Citing PatentFiling datePublication dateApplicantTitle
US5576256 *May 23, 1994Nov 19, 1996Intevep, S.A.Hydroprocessing scheme for production of premium isomerized light gasoline
Classifications
U.S. Classification423/712, 502/61, 423/DIG.22, 423/713
International ClassificationB01J29/87, C01B39/08
Cooperative ClassificationY10S423/22, B01J29/87, C01B39/082
European ClassificationB01J29/87, C01B39/08B
Legal Events
DateCodeEventDescription
Dec 26, 1995CCCertificate of correction
Aug 30, 1996ASAssignment
Owner name: ALSI-PENTA ZEOLITHE GMBH, GERMANY
Free format text: ASSIGNMENT OF ASSIGNORS INTEREST;ASSIGNOR:VAW ALUMINUM AG;REEL/FRAME:008133/0447
Effective date: 19960729
Feb 25, 1997ASAssignment
Owner name: VAW ALUMINIUM AKTIENGESELLSCHAFT, GERMANY
Free format text: CHANGE OF NAME;ASSIGNOR:VEREINIGTE ALUMINIUM-WERKE AKTIENGESELLSCHAFT;REEL/FRAME:008412/0649
Effective date: 19950728
Nov 17, 1998REMIMaintenance fee reminder mailed
Apr 25, 1999LAPSLapse for failure to pay maintenance fees

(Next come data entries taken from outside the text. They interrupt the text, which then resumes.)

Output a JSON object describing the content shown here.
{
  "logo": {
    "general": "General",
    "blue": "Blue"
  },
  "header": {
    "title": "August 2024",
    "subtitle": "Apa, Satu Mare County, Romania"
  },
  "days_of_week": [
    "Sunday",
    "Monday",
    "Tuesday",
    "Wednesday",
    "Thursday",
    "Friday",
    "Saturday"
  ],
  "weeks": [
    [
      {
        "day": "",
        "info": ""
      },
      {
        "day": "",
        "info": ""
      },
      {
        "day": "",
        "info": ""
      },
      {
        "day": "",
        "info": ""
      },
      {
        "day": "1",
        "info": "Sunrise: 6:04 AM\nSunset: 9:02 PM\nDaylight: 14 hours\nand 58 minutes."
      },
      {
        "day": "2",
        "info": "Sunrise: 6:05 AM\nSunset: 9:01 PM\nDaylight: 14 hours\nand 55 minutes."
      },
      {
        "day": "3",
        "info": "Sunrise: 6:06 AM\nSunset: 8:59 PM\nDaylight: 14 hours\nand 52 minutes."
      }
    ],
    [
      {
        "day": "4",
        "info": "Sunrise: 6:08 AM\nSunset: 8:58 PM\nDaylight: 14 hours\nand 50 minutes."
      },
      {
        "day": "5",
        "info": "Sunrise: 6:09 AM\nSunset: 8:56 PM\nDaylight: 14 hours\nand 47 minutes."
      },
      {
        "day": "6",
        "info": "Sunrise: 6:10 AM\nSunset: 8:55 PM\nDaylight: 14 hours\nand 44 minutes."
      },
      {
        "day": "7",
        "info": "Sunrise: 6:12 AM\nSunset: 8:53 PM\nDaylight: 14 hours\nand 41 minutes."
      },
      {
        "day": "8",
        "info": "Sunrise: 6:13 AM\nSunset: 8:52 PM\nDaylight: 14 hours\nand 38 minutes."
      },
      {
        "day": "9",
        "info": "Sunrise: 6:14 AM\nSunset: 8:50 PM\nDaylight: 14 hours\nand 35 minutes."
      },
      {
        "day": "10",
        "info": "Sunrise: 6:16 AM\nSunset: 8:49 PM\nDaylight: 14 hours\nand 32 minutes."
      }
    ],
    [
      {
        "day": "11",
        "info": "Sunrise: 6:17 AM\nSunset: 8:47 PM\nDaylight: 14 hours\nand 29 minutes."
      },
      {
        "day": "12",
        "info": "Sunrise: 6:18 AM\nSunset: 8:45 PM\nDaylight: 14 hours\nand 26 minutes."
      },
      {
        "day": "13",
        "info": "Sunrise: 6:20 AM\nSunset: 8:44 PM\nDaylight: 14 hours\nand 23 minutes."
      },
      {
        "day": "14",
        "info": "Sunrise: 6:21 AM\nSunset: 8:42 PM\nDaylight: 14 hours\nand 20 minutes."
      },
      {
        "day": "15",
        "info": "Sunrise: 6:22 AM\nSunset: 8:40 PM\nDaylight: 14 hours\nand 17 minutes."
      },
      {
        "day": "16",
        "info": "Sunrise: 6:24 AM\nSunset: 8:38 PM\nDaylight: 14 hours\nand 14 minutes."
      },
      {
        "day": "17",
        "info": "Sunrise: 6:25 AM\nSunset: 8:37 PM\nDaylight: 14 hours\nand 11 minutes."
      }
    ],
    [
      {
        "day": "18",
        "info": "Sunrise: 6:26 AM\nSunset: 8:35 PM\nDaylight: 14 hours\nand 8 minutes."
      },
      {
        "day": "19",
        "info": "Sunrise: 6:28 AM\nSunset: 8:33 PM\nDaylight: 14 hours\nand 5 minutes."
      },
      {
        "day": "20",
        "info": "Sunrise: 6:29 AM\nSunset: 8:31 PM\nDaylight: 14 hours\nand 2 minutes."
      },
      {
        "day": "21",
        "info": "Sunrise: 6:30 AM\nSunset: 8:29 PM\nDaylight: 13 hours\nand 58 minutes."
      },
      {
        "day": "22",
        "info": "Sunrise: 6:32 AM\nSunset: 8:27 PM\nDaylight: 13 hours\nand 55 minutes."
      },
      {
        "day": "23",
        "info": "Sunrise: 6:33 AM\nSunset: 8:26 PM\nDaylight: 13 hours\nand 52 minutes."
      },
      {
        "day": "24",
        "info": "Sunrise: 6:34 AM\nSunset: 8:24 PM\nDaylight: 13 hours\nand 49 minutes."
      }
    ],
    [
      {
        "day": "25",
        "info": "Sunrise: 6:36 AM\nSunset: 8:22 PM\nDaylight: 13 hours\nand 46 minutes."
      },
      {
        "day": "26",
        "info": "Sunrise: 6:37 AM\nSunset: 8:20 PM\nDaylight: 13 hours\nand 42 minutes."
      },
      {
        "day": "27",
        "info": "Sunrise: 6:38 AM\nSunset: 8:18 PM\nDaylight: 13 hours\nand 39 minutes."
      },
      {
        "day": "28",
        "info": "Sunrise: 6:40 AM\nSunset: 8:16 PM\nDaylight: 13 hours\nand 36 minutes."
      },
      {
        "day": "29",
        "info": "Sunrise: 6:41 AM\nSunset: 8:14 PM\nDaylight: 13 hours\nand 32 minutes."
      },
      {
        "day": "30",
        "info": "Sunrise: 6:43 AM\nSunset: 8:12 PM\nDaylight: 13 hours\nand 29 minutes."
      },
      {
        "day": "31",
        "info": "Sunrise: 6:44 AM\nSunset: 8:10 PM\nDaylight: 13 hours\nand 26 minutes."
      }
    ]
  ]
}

Jun 22, 1999FPExpired due to failure to pay maintenance fee
Effective date: 19990425